Leave the images behind and copy every record exactly.

▶ Information:
■ ■ ■ ■ ■ ■ ■
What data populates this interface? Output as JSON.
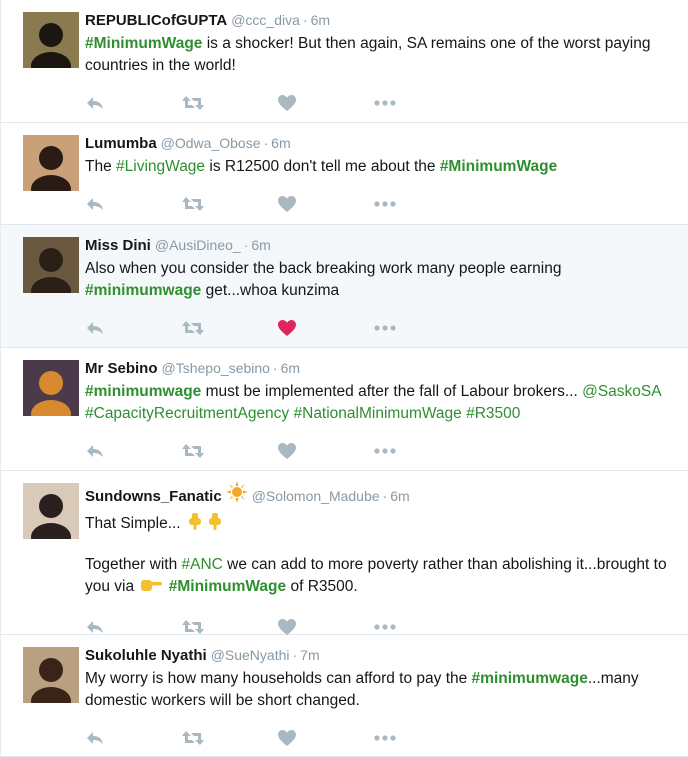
{
  "colors": {
    "hashtag": "#2f8f2f",
    "meta": "#8899a6",
    "action_icon": "#aab8c2",
    "liked_heart": "#e0245e",
    "highlight_bg": "#f5f8fa"
  },
  "tweets": [
    {
      "name": "REPUBLICofGUPTA",
      "handle": "@ccc_diva",
      "sep": "·",
      "time": "6m",
      "highlighted": false,
      "liked": false,
      "lines": [
        [
          {
            "t": "#MinimumWage",
            "tag": true,
            "bold": true
          },
          {
            "t": " is a shocker! But then again, SA remains one of the worst paying countries in the world!"
          }
        ]
      ]
    },
    {
      "name": "Lumumba",
      "handle": "@Odwa_Obose",
      "sep": "·",
      "time": "6m",
      "highlighted": false,
      "liked": false,
      "lines": [
        [
          {
            "t": "The "
          },
          {
            "t": "#LivingWage",
            "tag": true
          },
          {
            "t": " is R12500 don't tell me about the "
          },
          {
            "t": "#MinimumWage",
            "tag": true,
            "bold": true
          }
        ]
      ]
    },
    {
      "name": "Miss Dini",
      "handle": "@AusiDineo_",
      "sep": "·",
      "time": "6m",
      "highlighted": true,
      "liked": true,
      "lines": [
        [
          {
            "t": "Also when you consider the back breaking work many people earning "
          },
          {
            "t": "#minimumwage",
            "tag": true,
            "bold": true
          },
          {
            "t": " get...whoa kunzima"
          }
        ]
      ]
    },
    {
      "name": "Mr Sebino",
      "handle": "@Tshepo_sebino",
      "sep": "·",
      "time": "6m",
      "highlighted": false,
      "liked": false,
      "lines": [
        [
          {
            "t": "#minimumwage",
            "tag": true,
            "bold": true
          },
          {
            "t": " must be implemented after the fall of Labour brokers... "
          },
          {
            "t": "@SaskoSA",
            "tag": true
          },
          {
            "t": " "
          },
          {
            "t": "#CapacityRecruitmentAgency",
            "tag": true
          },
          {
            "t": " "
          },
          {
            "t": "#NationalMinimumWage",
            "tag": true
          },
          {
            "t": " "
          },
          {
            "t": "#R3500",
            "tag": true
          }
        ]
      ]
    },
    {
      "name": "Sundowns_Fanatic",
      "handle": "@Solomon_Madube",
      "sep": "·",
      "time": "6m",
      "highlighted": false,
      "liked": false,
      "badge": "sun-emoji",
      "lines": [
        [
          {
            "t": "That Simple... "
          },
          {
            "emoji": "point-down-emoji"
          },
          {
            "emoji": "point-down-emoji"
          }
        ],
        [
          {
            "t": "Together with "
          },
          {
            "t": "#ANC",
            "tag": true
          },
          {
            "t": " we can add to more poverty rather than abolishing it...brought to you via "
          },
          {
            "emoji": "point-right-emoji"
          },
          {
            "t": " "
          },
          {
            "t": "#MinimumWage",
            "tag": true,
            "bold": true
          },
          {
            "t": " of R3500."
          }
        ]
      ]
    },
    {
      "name": "Sukoluhle Nyathi",
      "handle": "@SueNyathi",
      "sep": "·",
      "time": "7m",
      "highlighted": false,
      "liked": false,
      "lines": [
        [
          {
            "t": "My worry is how many households can afford to pay the "
          },
          {
            "t": "#minimumwage",
            "tag": true,
            "bold": true
          },
          {
            "t": "...many domestic workers will be short changed."
          }
        ]
      ]
    }
  ],
  "action_icons": [
    "reply-icon",
    "retweet-icon",
    "like-icon",
    "more-icon"
  ]
}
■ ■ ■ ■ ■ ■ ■
▶ Answer to the problem:
What data populates this interface? Output as JSON.
{
  "colors": {
    "hashtag": "#2f8f2f",
    "meta": "#8899a6",
    "action_icon": "#aab8c2",
    "liked_heart": "#e0245e",
    "highlight_bg": "#f5f8fa"
  },
  "tweets": [
    {
      "name": "REPUBLICofGUPTA",
      "handle": "@ccc_diva",
      "sep": "·",
      "time": "6m",
      "highlighted": false,
      "liked": false,
      "lines": [
        [
          {
            "t": "#MinimumWage",
            "tag": true,
            "bold": true
          },
          {
            "t": " is a shocker! But then again, SA remains one of the worst paying countries in the world!"
          }
        ]
      ]
    },
    {
      "name": "Lumumba",
      "handle": "@Odwa_Obose",
      "sep": "·",
      "time": "6m",
      "highlighted": false,
      "liked": false,
      "lines": [
        [
          {
            "t": "The "
          },
          {
            "t": "#LivingWage",
            "tag": true
          },
          {
            "t": " is R12500 don't tell me about the "
          },
          {
            "t": "#MinimumWage",
            "tag": true,
            "bold": true
          }
        ]
      ]
    },
    {
      "name": "Miss Dini",
      "handle": "@AusiDineo_",
      "sep": "·",
      "time": "6m",
      "highlighted": true,
      "liked": true,
      "lines": [
        [
          {
            "t": "Also when you consider the back breaking work many people earning "
          },
          {
            "t": "#minimumwage",
            "tag": true,
            "bold": true
          },
          {
            "t": " get...whoa kunzima"
          }
        ]
      ]
    },
    {
      "name": "Mr Sebino",
      "handle": "@Tshepo_sebino",
      "sep": "·",
      "time": "6m",
      "highlighted": false,
      "liked": false,
      "lines": [
        [
          {
            "t": "#minimumwage",
            "tag": true,
            "bold": true
          },
          {
            "t": " must be implemented after the fall of Labour brokers... "
          },
          {
            "t": "@SaskoSA",
            "tag": true
          },
          {
            "t": " "
          },
          {
            "t": "#CapacityRecruitmentAgency",
            "tag": true
          },
          {
            "t": " "
          },
          {
            "t": "#NationalMinimumWage",
            "tag": true
          },
          {
            "t": " "
          },
          {
            "t": "#R3500",
            "tag": true
          }
        ]
      ]
    },
    {
      "name": "Sundowns_Fanatic",
      "handle": "@Solomon_Madube",
      "sep": "·",
      "time": "6m",
      "highlighted": false,
      "liked": false,
      "badge": "sun-emoji",
      "lines": [
        [
          {
            "t": "That Simple... "
          },
          {
            "emoji": "point-down-emoji"
          },
          {
            "emoji": "point-down-emoji"
          }
        ],
        [
          {
            "t": "Together with "
          },
          {
            "t": "#ANC",
            "tag": true
          },
          {
            "t": " we can add to more poverty rather than abolishing it...brought to you via "
          },
          {
            "emoji": "point-right-emoji"
          },
          {
            "t": " "
          },
          {
            "t": "#MinimumWage",
            "tag": true,
            "bold": true
          },
          {
            "t": " of R3500."
          }
        ]
      ]
    },
    {
      "name": "Sukoluhle Nyathi",
      "handle": "@SueNyathi",
      "sep": "·",
      "time": "7m",
      "highlighted": false,
      "liked": false,
      "lines": [
        [
          {
            "t": "My worry is how many households can afford to pay the "
          },
          {
            "t": "#minimumwage",
            "tag": true,
            "bold": true
          },
          {
            "t": "...many domestic workers will be short changed."
          }
        ]
      ]
    }
  ],
  "action_icons": [
    "reply-icon",
    "retweet-icon",
    "like-icon",
    "more-icon"
  ]
}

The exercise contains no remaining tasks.